Now that the dark and dreary days of winter are mostly behind us for 2021, you might be feeling motivated to recharge and declutter. Spring cleaning is a common practice for many people—but it doesn’t just have to mean clearing out your closet!
Emotional spring cleaning can help to rid your mind of negative self-talk and past thoughts that might be holding you back, leaving you with a mental health reset of sorts.
Like clearing out a closet, emotional spring cleaning takes a little planning and organization. You have to commit to shift the way you think about yourself and your experiences.
So, decide which emotions you want to “keep” and which ones you want to get rid of. It might seem overwhelming at first, especially after dealing with the Covid-19 pandemic over the last year, but it doesn’t have to be complicated.
Know What Has to Go to Take Care of Your Mental Health
When you’re cleaning out a drawer in your house, think about what you might find. Maybe you’ll pick out some expired grocery coupons, some loose change, old mail, etc. You probably won’t have a problem tossing away the things you’d consider to be clutter.
Now, think about doing the same thing in your mind.
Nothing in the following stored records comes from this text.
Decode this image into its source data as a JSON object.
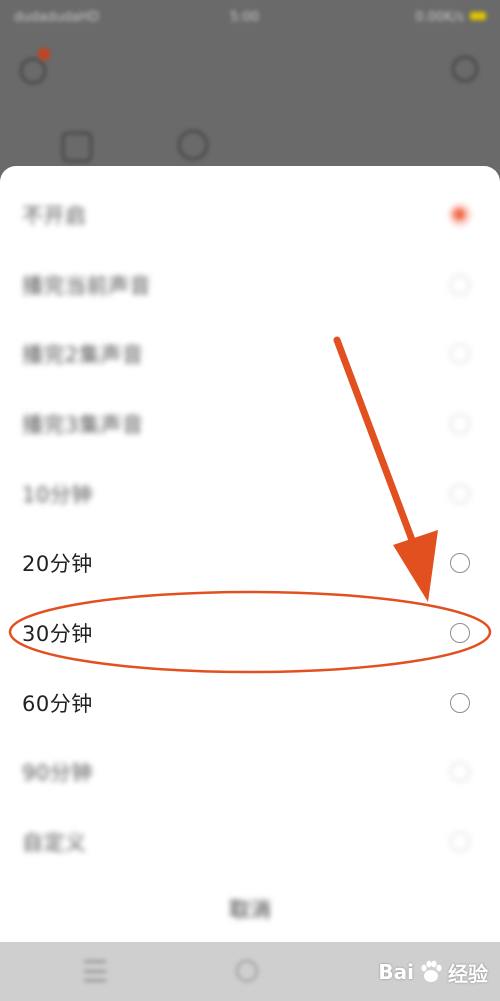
{
  "status_bar": {
    "carrier": "dudadudaHD",
    "time": "5:00",
    "right": "0.00K/s"
  },
  "sheet": {
    "options": [
      {
        "label": "不开启",
        "selected": true,
        "blurred": true
      },
      {
        "label": "播完当前声音",
        "selected": false,
        "blurred": true
      },
      {
        "label": "播完2集声音",
        "selected": false,
        "blurred": true
      },
      {
        "label": "播完3集声音",
        "selected": false,
        "blurred": true
      },
      {
        "label": "10分钟",
        "selected": false,
        "blurred": true
      },
      {
        "label": "20分钟",
        "selected": false,
        "blurred": false
      },
      {
        "label": "30分钟",
        "selected": false,
        "blurred": false
      },
      {
        "label": "60分钟",
        "selected": false,
        "blurred": false
      },
      {
        "label": "90分钟",
        "selected": false,
        "blurred": true
      },
      {
        "label": "自定义",
        "selected": false,
        "blurred": true
      }
    ],
    "cancel_label": "取消"
  },
  "watermark": {
    "text": "Bai",
    "text2": "经验"
  },
  "colors": {
    "accent": "#f2684a",
    "annotation": "#e2501f",
    "overlay": "#6a6a6a"
  }
}
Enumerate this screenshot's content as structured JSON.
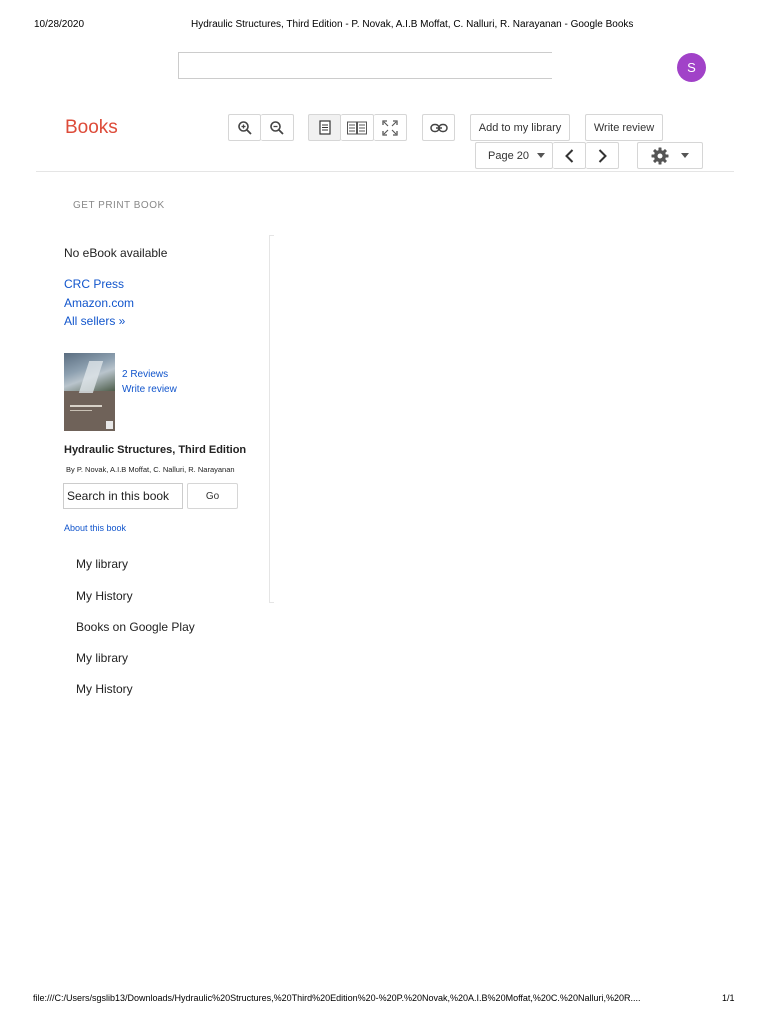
{
  "print_header": {
    "date": "10/28/2020",
    "title": "Hydraulic Structures, Third Edition - P. Novak, A.I.B Moffat, C. Nalluri, R. Narayanan - Google Books"
  },
  "account": {
    "initial": "S"
  },
  "logo": "Books",
  "toolbar": {
    "add_library": "Add to my library",
    "write_review": "Write review",
    "page": "Page 20"
  },
  "sidebar": {
    "get_print": "GET PRINT BOOK",
    "no_ebook": "No eBook available",
    "sellers": [
      "CRC Press",
      "Amazon.com",
      "All sellers »"
    ],
    "reviews": "2 Reviews",
    "write_review": "Write review",
    "book_title": "Hydraulic Structures, Third Edition",
    "authors": "By P. Novak, A.I.B Moffat, C. Nalluri, R. Narayanan",
    "search_value": "Search in this book",
    "go": "Go",
    "about": "About this book",
    "nav": [
      "My library",
      "My History",
      "Books on Google Play",
      "My library",
      "My History"
    ]
  },
  "print_footer": {
    "path": "file:///C:/Users/sgslib13/Downloads/Hydraulic%20Structures,%20Third%20Edition%20-%20P.%20Novak,%20A.I.B%20Moffat,%20C.%20Nalluri,%20R....",
    "page": "1/1"
  }
}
If you were to open up an emotional drawer and saw the clutter of the past still affecting your emotions today, you’d want to get rid of it.
Those old thoughts that might be telling you that you’re not good enough or that you’re a failure don’t belong in a usable drawer in your mind. Instead, they belong in the junk drawer—or better yet, the garbage!
When you decide to put those thoughts somewhere else, you’re less likely to let them become a factor in the way you think.
Clear Your Schedule to Clear Your Mind
When it comes to getting rid of clutter in your life, you might want to take a look at your calendar. It’s been a tough year dealing with the pandemic, and busy schedules were halted. But now as we look to the future and life after Covid-19 with vaccines and things opening up again, busy schedules are starting to return. Many people will go right back to working longer hours, shuttling kids around, and running endless errands.
Being busy isn’t necessarily a bad thing, especially after feeling trapped at home through most of 2020. But, if you don’t stop and give yourself a break sometimes, it can be harmful to your physical and mental health.
Take a look at your schedule and try to find ways to selectively reintroduce things back onto your calendar or look for how to cut back if you’ve already started life’s busyness. Ask for help from a spouse, partner, or another family member if needed. Most loved ones are happy to pick up some of the slack if your schedule is packed. If you’re not able to remove anything, then work in some time for yourself.
Even taking ten minutes every morning to check in with your mental health or practice deep breathing exercises or some type of self-care activity can help to make you feel rejuvenated and more mindful to reset your mental health.
Sometimes Leave the Mental Clutter Where It Is
You can make a choice not to let the junk in your life take control of your emotions and thoughts. That doesn’t mean you should avoid something that’s been bothering you. But, it does mean you don’t have to give it so much power.
Walking away from a pile of laundry or a dirty floor might not be the best action to take when you’re cleaning your house. But, when you have clutter in your brain telling you that you’re a failure or bad memories that won’t leave you, you can choose not to dwell on them anymore.
For some people, that’s easier said than done. If you want to put any of these tips into practice but you’re struggling, a mental health therapist can help.
Mental Health Therapist in Columbus
You don’t have to go through the “emotional cleaning” process on your own. If you feel like you could use some professional help, please reach out for support. You’re not alone. Contact us today to schedule an appointment with one of our Columbus therapists. We can help you work on different ways to clear the clutter and feel brand new this season—and beyond!